• **Work task**
Single out the lines of the material that contain "name" and copy them.

• **Data to use**
╭──

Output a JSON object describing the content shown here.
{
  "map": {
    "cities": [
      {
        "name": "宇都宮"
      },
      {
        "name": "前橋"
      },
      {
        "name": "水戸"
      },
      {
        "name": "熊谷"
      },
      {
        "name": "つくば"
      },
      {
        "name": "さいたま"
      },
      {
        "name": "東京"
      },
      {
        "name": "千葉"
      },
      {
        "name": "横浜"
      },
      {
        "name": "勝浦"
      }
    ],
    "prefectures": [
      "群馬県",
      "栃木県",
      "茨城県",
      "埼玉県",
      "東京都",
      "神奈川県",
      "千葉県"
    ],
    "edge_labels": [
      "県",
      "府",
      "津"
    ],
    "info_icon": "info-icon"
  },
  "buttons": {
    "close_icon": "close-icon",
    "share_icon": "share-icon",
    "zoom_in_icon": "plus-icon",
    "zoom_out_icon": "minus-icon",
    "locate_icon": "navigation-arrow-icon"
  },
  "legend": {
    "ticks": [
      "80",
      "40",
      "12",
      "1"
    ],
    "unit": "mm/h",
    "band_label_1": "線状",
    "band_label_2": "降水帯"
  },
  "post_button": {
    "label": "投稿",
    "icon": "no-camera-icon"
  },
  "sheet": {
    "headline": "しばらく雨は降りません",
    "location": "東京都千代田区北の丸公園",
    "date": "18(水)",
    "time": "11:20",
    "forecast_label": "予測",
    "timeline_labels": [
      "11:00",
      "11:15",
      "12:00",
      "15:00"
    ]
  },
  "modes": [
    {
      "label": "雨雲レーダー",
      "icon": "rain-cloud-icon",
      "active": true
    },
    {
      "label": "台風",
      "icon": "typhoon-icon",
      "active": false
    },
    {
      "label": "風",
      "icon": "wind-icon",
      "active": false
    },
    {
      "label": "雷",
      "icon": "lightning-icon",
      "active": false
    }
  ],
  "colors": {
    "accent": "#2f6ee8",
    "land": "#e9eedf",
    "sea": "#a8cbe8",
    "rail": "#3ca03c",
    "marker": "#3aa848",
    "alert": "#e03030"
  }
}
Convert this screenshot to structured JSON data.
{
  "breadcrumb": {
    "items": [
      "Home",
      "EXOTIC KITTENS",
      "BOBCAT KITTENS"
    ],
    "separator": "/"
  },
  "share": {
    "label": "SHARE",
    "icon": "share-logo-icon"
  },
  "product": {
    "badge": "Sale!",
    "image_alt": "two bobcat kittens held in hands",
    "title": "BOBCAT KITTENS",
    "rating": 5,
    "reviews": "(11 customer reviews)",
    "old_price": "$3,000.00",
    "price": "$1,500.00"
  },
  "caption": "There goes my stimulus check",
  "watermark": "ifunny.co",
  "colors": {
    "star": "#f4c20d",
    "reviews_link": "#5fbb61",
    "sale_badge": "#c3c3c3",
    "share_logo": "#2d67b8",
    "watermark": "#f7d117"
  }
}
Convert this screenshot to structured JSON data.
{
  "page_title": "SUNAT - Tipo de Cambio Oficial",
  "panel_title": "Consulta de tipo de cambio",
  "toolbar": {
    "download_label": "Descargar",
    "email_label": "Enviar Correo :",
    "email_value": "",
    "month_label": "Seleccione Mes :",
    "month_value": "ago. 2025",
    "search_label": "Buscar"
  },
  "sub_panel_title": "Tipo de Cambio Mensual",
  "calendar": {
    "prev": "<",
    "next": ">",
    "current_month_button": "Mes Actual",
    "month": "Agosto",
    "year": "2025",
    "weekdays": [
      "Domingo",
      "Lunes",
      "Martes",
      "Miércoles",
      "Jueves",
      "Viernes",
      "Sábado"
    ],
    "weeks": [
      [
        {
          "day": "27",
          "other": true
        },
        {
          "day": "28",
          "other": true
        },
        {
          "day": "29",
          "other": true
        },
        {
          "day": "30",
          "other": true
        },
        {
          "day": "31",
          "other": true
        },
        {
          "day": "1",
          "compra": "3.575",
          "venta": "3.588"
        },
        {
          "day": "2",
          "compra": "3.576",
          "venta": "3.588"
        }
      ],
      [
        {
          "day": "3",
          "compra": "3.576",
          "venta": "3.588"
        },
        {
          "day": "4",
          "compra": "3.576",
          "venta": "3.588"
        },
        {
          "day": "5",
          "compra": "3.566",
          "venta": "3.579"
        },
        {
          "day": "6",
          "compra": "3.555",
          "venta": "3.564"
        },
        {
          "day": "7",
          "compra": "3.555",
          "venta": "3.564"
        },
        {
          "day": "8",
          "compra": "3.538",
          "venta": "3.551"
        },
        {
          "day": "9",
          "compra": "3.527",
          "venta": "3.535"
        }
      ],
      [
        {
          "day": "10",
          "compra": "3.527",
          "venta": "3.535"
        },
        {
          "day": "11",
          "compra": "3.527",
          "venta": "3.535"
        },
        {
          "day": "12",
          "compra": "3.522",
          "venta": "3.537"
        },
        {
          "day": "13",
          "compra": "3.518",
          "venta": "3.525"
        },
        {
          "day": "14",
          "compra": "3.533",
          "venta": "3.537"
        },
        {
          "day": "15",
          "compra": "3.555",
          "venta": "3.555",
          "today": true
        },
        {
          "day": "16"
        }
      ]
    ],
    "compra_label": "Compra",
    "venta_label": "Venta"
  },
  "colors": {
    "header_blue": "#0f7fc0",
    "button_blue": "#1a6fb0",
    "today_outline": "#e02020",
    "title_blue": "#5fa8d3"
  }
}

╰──

• **Result of this exercise**
        "name": "宇都宮"
        "name": "前橋"
        "name": "水戸"
        "name": "熊谷"
        "name": "つくば"
        "name": "さいたま"
        "name": "東京"
        "name": "千葉"
        "name": "横浜"
        "name": "勝浦"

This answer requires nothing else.